## THE PROBLEM
Below are records; copy every line among them that contains the word "canciones".

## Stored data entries
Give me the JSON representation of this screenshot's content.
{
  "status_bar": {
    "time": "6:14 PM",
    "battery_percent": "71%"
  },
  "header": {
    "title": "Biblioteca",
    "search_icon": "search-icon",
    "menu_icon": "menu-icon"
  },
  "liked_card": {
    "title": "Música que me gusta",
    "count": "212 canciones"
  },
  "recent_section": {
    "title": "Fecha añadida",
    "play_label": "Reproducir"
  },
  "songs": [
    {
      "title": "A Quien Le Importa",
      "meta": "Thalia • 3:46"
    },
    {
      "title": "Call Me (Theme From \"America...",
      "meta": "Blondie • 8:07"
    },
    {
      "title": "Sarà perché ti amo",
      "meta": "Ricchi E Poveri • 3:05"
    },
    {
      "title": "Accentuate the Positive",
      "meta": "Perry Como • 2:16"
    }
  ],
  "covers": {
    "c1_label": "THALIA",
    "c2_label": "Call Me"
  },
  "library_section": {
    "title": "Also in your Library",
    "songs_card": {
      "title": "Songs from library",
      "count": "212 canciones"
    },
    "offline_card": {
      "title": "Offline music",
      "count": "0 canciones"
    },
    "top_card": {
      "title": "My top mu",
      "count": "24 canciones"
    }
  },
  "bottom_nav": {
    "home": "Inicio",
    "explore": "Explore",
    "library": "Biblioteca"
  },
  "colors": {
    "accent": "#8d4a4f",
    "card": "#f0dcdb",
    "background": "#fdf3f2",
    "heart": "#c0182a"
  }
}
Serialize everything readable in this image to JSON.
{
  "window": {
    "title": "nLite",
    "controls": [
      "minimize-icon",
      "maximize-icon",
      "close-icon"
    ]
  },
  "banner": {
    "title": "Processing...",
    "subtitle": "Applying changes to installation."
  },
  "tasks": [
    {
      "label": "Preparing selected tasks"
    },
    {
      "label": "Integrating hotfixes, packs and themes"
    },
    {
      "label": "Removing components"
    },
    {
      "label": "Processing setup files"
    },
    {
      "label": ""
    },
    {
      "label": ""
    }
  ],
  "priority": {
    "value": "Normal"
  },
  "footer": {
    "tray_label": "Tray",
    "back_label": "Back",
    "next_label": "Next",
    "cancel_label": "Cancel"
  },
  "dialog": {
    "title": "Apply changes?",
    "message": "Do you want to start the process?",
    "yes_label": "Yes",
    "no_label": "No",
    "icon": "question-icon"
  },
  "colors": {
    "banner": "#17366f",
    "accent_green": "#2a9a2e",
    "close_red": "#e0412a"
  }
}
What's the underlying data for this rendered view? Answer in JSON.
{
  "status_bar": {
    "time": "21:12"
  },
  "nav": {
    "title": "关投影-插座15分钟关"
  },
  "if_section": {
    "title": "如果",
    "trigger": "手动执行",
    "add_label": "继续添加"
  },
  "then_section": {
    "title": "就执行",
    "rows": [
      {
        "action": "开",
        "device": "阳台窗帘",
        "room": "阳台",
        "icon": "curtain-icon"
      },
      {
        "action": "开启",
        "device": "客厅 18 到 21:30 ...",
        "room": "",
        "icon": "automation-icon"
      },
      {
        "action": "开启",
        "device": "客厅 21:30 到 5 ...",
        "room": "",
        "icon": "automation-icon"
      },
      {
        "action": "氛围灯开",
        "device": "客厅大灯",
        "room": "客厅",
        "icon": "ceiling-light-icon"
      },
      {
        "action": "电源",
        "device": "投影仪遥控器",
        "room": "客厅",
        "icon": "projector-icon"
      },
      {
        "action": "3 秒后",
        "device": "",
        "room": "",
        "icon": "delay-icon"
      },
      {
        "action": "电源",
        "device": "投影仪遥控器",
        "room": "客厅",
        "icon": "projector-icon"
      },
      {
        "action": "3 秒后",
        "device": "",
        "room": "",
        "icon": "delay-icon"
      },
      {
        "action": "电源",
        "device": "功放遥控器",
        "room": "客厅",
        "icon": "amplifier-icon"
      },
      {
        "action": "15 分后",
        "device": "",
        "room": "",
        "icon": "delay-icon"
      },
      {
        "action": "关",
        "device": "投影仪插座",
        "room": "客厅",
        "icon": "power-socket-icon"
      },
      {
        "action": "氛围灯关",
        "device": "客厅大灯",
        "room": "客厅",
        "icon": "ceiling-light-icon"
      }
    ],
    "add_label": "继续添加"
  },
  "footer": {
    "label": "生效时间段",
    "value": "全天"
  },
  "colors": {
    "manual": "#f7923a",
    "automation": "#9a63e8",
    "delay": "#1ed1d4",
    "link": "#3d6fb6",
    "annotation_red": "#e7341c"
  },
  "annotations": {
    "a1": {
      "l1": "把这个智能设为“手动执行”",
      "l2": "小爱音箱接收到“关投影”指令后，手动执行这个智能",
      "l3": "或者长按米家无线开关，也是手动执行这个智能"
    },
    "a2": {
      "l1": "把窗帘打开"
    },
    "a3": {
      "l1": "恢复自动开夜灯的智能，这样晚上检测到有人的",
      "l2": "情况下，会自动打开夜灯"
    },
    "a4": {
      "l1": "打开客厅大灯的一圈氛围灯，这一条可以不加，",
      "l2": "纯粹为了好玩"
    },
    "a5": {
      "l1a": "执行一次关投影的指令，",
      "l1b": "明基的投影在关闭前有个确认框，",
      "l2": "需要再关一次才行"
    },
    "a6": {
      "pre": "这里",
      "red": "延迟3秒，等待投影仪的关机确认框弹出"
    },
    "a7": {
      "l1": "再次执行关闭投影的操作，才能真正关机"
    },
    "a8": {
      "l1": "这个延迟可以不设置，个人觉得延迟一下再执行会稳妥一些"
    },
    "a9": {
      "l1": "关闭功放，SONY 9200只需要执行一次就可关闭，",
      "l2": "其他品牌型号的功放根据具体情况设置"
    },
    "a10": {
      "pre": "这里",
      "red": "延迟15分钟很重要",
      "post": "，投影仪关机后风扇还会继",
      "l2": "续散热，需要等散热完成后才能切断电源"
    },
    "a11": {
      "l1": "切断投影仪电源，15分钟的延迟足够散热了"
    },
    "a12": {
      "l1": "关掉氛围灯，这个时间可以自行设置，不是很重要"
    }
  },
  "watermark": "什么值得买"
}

## RESULT FOR THIS EXERCISE
    "count": "212 canciones"
      "count": "212 canciones"
      "count": "0 canciones"
      "count": "24 canciones"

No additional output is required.